Recent YouGOV research shows that 1 in 5 employers has rejected a candidate based on their social media usage, with large organisations being the most likely to snoop – and the most likely to turn candidates away.
But is it fair to reject candidates based on their social media use, and at what point does the unwillingness to work with someone whose opinions, beliefs or lifestyle clash with your own edge into discriminatory territory? How much should someone’s private life matter, compared to their ability to do their job? Do companies simply need to calm down about social media?
Take a recent example from one of our clients – having made it through their extensive interview process, he was hired by a top international ad agency. The agency loved him, his skill set was ideal and he’d been given a start date – then, seemingly out of the blue, the agency withdrew their offer. A friend of the hiring manager had seen some of the candidate’s tweets, prompting the agency’s decision to go in a different direction.
These tweets weren’t illegal or offensive – they were simply opinions.It’s also worth emphasising that his expression of these opinions was enough to cause the agency to withdraw their offer despite having met him in person several times.

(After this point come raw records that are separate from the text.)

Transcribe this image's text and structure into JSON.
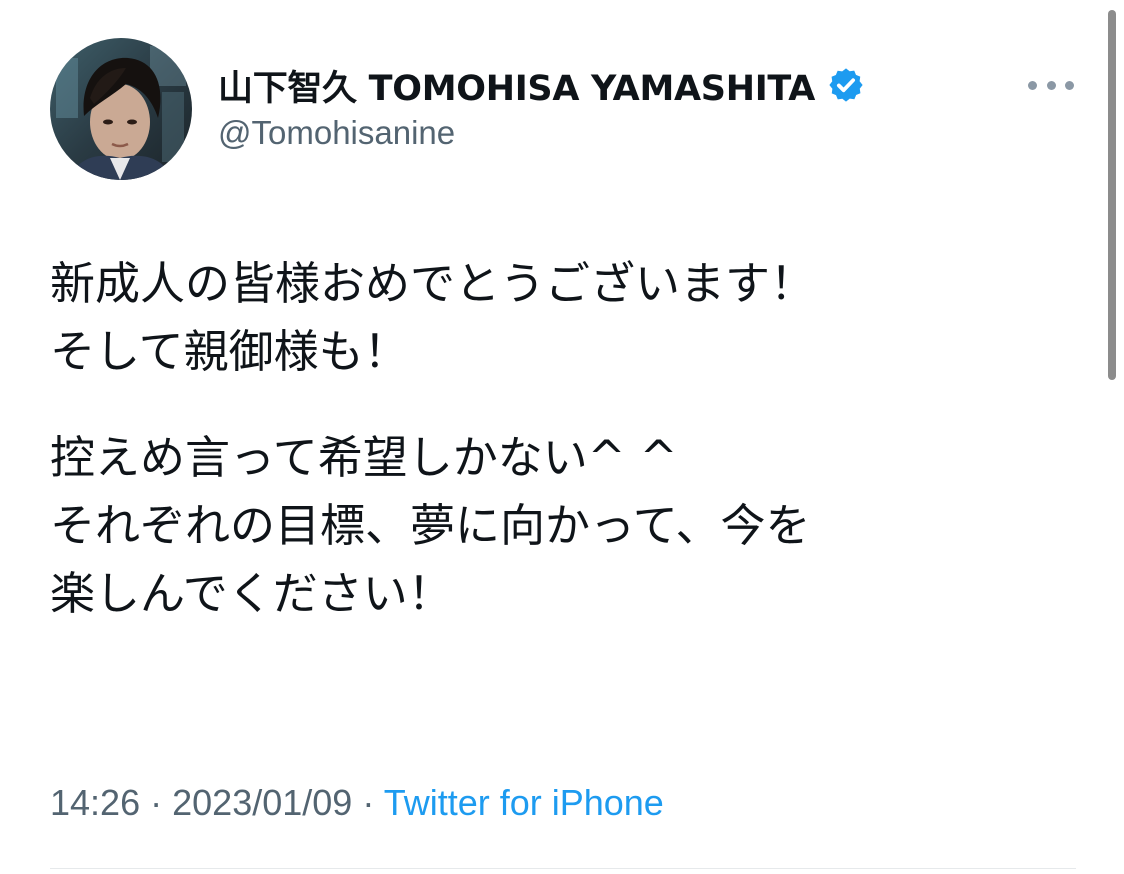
{
  "tweet": {
    "author": {
      "display_name": "山下智久 TOMOHISA YAMASHITA",
      "handle": "@Tomohisanine",
      "verified": true,
      "avatar_icon": "profile-photo"
    },
    "more_icon": "more-options-icon",
    "body_paragraphs": [
      [
        "新成人の皆様おめでとうございます！",
        "そして親御様も！"
      ],
      [
        "控えめ言って希望しかない^ ^",
        "それぞれの目標、夢に向かって、今を",
        "楽しんでください！"
      ]
    ],
    "time": "14:26",
    "date": "2023/01/09",
    "separator": "·",
    "source": "Twitter for iPhone"
  },
  "colors": {
    "text_primary": "#0f1419",
    "text_secondary": "#536471",
    "accent": "#1d9bf0",
    "divider": "#e6e9eb"
  }
}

The question of “putting employers off” in the pre-interview stage is open enough – after all, who wants to be pre-judged based on a Facebook profile picture and short description? But this wasn’t a case of taking disembodied opinions out of context. They were already familiar with him, and still found this sufficient to withdraw their offer.
Not only could rejecting a candidate based on their personal beliefs be considered discriminatory, it’s questionable whether it is best for a business to simply hire candidates who all think the same way as each other. Do we really want to live in a society where there’s an ‘accepted’ way to think, and expressing an alternative political view can cost someone their career?
We opened the question up for debate on LinkedIn and found our connections were divided – many made the valid point that any information available is in the public domain, and that candidates should be social-media savvy, while others also raised the question of discriminatory practices. It’s undeniable that anyone working in the digital sphere should be aware of their digital profile – but now that we live in an era where children grow up with social media profiles, is it really fair to punish them years down the line for a poorly protected tweet? Is it possible that a hiring manager whose swamped with applications could simply look at your Facebook profile and decide they don’t like the look of you? Could it be that, actually, putting your personal profiles under a different name or deleting them entirely is the best way to go?
Well, no, not necessarily – becausesocial media bias can go both ways. If you’re looking for job opportunities in digital, London recruitment firms and hiring managers often check your social media for quite a different reason: to assess your ‘personal brand’. If you’ve a lot of followers or a high profile presence, that can work in your advantage. But again, should this really be the case? It could be argued that someone who is dedicating their career to raising their clients’ profile may be too busy, or simply unwilling, to dedicate the same efforts to their own social accounts – so should we expect their jobs to spill over into their private lives, simply to prove a point?
Recently, a senior social director we were working with was eventually turned down from a role at a global media agency because he had no personal Facebook or LinkedIn profile. His argument was that he’d been doing his job for ten years at major agencies, to great success. Why should he need to prove his worth like that?
Whether you believe that a social media check is no difference from due diligence or that it’s an invasion into our private lives, it’s clear that it’s a choppy course which should be navigated with great caution. So, candidates – if you’re wondering why you’re being turned down for ideal roles on a regular basis, it could be that a social media healthcheck is in order. And employers – maybe consider cutting candidates a little slack about their online lives. Face-to-face interviews are by far the best way to figure out whether that comment you’re questioning was tongue in cheek or sincere – and ultimately, suitability for the role should be more important than whether you support the same political party.